[Start of section]

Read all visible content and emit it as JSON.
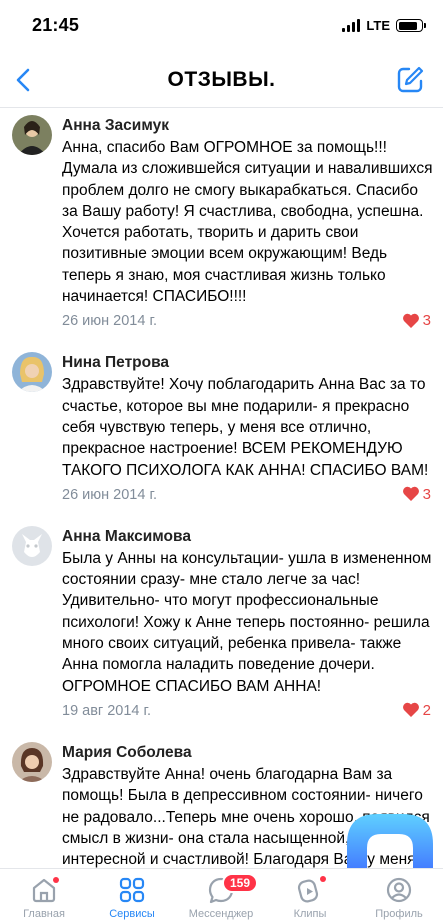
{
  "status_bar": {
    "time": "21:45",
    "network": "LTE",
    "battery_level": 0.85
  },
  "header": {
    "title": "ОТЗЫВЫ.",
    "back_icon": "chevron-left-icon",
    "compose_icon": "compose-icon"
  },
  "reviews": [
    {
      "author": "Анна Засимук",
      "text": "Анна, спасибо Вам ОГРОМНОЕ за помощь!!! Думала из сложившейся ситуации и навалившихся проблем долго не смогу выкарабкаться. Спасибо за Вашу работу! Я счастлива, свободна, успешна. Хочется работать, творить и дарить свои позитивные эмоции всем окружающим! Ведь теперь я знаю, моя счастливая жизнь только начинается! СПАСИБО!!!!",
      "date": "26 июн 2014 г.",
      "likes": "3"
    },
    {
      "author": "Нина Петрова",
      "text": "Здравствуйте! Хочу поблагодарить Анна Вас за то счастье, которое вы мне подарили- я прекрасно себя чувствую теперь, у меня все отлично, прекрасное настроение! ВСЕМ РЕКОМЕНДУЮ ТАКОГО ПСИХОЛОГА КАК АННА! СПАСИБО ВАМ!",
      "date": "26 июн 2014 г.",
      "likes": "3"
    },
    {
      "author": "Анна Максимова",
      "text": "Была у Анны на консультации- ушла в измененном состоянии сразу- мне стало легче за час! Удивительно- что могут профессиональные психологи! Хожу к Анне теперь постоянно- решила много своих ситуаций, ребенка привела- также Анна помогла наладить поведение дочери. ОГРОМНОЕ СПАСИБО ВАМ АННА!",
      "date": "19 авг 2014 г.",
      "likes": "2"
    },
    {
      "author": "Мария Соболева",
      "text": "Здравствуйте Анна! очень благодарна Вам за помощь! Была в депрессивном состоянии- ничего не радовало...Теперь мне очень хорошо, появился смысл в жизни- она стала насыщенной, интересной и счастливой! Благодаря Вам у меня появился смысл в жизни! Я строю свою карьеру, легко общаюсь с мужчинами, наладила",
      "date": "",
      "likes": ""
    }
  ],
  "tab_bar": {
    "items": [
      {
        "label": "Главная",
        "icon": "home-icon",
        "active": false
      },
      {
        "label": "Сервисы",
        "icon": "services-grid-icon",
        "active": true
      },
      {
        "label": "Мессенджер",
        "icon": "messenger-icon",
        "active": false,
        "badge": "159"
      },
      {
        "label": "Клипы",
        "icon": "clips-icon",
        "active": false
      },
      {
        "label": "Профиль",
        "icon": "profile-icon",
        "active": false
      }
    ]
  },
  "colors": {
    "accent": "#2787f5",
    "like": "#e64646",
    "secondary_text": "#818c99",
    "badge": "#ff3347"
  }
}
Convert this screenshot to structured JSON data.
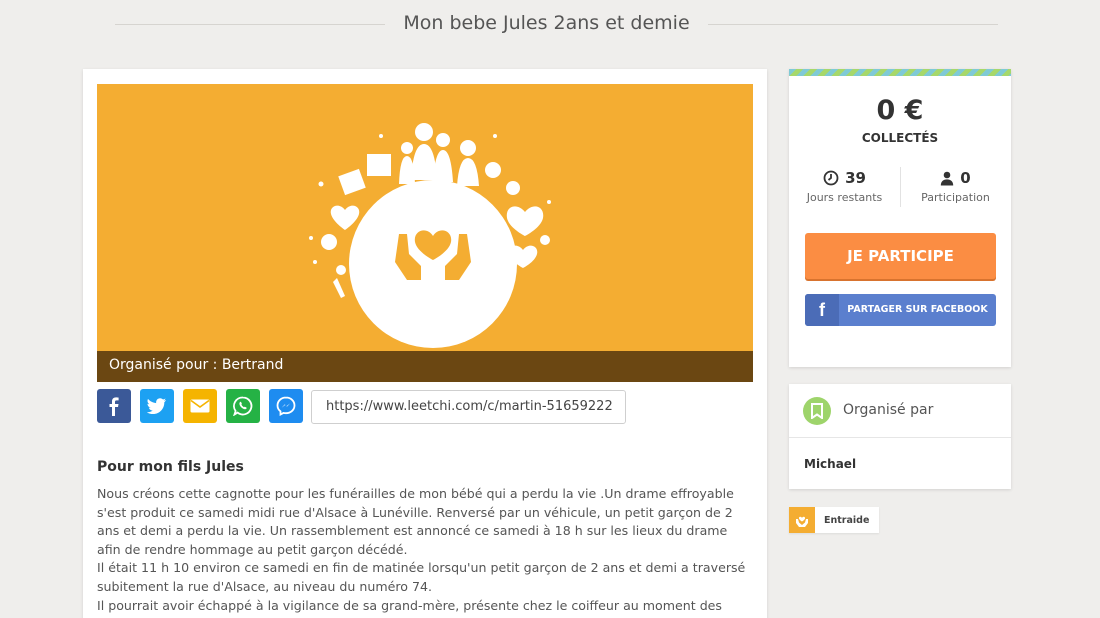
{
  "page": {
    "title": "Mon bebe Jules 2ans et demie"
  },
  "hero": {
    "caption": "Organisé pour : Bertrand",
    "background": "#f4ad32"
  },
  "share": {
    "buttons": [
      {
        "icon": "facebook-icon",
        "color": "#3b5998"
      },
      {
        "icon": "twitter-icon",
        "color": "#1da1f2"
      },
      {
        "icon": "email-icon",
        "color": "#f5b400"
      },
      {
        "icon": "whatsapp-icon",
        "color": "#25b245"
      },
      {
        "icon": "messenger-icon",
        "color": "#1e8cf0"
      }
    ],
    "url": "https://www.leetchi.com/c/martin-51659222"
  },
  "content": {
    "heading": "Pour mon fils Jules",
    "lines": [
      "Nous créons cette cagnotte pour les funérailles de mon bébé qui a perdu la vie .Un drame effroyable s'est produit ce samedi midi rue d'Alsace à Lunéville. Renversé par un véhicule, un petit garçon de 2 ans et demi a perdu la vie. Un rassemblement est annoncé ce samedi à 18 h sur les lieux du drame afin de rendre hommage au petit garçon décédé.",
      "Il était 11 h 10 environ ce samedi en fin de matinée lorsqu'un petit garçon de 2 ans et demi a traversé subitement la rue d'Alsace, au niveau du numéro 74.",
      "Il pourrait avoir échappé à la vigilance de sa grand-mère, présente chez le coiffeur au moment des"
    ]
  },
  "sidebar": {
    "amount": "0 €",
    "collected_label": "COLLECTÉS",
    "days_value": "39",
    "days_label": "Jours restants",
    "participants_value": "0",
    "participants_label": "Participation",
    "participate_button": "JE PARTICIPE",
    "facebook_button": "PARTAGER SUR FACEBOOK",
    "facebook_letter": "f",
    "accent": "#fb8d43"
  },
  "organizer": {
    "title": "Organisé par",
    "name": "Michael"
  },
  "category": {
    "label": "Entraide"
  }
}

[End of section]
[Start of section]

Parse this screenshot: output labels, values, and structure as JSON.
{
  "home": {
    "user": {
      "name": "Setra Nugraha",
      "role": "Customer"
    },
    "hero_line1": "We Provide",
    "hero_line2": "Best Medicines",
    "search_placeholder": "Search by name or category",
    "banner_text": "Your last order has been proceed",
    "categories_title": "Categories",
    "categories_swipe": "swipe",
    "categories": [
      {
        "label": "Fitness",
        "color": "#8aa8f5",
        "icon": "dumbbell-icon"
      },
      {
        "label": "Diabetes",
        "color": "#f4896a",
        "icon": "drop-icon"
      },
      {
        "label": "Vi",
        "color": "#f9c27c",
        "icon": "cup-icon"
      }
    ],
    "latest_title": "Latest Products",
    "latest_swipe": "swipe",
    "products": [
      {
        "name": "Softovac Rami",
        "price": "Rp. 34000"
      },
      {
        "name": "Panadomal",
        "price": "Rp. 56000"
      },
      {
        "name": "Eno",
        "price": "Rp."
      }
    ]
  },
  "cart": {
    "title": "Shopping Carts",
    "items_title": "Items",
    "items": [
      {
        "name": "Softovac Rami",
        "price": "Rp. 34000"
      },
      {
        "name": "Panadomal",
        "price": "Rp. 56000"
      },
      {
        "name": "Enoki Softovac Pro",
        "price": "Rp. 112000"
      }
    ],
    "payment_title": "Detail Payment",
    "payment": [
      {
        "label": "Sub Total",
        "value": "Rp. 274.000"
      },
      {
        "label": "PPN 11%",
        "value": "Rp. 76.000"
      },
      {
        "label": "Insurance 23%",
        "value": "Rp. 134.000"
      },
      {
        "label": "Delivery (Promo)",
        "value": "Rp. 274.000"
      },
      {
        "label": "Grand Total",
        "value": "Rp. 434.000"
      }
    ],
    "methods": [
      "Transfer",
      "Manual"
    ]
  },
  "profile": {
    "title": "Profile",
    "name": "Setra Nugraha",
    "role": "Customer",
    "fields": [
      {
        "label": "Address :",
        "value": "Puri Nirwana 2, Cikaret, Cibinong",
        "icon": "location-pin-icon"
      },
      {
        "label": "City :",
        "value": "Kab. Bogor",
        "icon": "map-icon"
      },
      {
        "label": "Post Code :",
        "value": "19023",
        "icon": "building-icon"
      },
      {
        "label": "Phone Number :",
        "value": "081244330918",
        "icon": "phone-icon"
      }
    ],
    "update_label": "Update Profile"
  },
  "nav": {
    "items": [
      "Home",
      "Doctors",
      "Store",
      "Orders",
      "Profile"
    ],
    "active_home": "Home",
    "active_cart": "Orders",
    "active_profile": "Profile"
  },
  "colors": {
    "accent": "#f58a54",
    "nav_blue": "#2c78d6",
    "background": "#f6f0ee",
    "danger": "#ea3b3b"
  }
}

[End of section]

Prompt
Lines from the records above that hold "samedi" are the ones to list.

Worked solution
      "Nous créons cette cagnotte pour les funérailles de mon bébé qui a perdu la vie .Un drame effroyable s'est produit ce samedi midi rue d'Alsace à Lunéville. Renversé par un véhicule, un petit garçon de 2 ans et demi a perdu la vie. Un rassemblement est annoncé ce samedi à 18 h sur les lieux du drame afin de rendre hommage au petit garçon décédé.",
      "Il était 11 h 10 environ ce samedi en fin de matinée lorsqu'un petit garçon de 2 ans et demi a traversé subitement la rue d'Alsace, au niveau du numéro 74.",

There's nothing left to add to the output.